Excerpts from an interface dataset
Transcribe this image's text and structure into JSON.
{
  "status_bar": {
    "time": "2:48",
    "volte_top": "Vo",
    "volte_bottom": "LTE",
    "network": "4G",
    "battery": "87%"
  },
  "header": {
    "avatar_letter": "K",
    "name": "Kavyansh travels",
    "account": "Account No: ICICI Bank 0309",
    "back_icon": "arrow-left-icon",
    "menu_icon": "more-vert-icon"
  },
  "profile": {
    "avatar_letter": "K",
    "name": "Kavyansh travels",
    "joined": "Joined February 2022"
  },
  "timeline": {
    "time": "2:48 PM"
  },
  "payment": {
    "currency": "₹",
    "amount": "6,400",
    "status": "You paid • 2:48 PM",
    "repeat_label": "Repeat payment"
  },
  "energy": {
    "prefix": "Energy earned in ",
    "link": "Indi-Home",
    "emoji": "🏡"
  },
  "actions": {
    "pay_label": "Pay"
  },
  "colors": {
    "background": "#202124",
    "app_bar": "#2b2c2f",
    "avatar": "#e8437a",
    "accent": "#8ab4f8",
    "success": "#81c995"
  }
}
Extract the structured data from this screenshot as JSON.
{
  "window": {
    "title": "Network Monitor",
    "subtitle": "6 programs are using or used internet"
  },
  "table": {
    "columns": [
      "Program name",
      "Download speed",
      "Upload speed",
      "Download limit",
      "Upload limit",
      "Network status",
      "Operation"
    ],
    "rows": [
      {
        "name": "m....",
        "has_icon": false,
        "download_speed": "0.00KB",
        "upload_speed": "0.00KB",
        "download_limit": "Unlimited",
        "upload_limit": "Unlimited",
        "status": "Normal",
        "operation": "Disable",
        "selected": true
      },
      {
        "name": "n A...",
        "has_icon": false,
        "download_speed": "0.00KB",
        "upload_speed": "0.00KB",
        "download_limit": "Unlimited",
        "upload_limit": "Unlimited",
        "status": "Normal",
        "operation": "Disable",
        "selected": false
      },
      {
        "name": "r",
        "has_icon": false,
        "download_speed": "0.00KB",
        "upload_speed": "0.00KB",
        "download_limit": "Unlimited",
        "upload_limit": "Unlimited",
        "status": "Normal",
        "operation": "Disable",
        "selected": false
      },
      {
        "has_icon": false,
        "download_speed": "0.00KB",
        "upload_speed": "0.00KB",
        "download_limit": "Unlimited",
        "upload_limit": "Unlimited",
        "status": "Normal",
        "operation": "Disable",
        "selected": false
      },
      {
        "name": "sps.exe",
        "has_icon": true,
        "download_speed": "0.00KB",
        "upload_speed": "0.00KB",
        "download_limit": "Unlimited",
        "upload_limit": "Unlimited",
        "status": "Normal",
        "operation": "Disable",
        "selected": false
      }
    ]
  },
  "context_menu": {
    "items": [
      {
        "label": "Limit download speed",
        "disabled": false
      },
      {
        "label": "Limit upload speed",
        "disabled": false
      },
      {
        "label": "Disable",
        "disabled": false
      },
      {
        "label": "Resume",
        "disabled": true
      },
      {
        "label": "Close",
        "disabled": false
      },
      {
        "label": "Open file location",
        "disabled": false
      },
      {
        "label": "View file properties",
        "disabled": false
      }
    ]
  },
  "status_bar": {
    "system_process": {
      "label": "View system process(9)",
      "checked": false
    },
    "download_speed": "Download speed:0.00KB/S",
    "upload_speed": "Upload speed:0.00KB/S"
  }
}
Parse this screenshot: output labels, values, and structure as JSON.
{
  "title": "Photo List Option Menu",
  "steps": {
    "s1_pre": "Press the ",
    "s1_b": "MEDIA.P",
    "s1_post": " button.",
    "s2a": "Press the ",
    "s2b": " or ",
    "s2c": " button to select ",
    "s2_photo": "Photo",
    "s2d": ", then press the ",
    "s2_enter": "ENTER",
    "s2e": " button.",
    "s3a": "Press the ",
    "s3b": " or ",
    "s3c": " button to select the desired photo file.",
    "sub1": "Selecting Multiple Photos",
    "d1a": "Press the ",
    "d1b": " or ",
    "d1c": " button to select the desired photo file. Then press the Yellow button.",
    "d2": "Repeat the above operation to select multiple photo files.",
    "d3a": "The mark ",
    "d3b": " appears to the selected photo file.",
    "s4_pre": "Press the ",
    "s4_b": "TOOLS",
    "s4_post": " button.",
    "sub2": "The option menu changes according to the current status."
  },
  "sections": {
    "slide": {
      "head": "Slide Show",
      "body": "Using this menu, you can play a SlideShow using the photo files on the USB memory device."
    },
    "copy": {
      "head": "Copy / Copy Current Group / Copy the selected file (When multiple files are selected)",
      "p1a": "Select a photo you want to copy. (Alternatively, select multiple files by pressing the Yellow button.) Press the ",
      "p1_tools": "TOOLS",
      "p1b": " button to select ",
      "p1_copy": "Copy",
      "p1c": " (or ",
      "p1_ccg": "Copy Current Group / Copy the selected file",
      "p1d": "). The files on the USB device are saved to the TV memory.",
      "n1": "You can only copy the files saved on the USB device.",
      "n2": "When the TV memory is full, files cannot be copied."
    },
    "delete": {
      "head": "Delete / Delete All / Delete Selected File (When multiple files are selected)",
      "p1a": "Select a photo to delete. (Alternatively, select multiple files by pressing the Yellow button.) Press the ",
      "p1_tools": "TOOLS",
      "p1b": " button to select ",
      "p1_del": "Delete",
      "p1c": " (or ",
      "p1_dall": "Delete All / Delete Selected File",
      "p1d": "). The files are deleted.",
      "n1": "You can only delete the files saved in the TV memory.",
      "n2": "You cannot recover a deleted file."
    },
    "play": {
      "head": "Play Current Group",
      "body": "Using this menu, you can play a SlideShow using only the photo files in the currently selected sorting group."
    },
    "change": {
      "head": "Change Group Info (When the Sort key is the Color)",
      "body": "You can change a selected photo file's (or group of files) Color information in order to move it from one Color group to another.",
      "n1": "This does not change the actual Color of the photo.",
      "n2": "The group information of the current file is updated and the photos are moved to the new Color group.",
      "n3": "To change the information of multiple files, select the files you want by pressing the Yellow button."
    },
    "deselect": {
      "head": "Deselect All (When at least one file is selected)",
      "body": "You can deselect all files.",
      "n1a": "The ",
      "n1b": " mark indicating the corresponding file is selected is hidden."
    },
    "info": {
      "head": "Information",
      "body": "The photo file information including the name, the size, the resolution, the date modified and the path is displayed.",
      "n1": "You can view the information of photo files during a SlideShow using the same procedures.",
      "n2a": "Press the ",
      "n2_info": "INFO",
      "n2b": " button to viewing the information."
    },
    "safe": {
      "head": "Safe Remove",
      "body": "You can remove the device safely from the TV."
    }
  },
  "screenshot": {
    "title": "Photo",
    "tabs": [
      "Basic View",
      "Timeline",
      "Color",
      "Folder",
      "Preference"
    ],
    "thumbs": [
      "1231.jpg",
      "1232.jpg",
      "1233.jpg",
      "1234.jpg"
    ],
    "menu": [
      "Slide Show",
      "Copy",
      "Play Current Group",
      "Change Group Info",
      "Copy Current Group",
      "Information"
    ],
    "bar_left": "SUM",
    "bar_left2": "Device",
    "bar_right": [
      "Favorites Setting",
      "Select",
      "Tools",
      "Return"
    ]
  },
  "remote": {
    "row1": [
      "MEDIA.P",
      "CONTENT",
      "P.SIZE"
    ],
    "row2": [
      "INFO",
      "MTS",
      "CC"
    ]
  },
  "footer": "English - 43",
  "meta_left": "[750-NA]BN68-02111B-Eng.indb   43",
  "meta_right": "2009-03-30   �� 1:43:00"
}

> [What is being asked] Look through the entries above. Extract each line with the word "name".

> [Answer for the task]
    "name": "Kavyansh travels",
    "name": "Kavyansh travels",
      "Program name",
        "name": "m....",
        "name": "n A...",
        "name": "r",
        "name": "sps.exe",
      "body": "The photo file information including the name, the size, the resolution, the date modified and the path is displayed.",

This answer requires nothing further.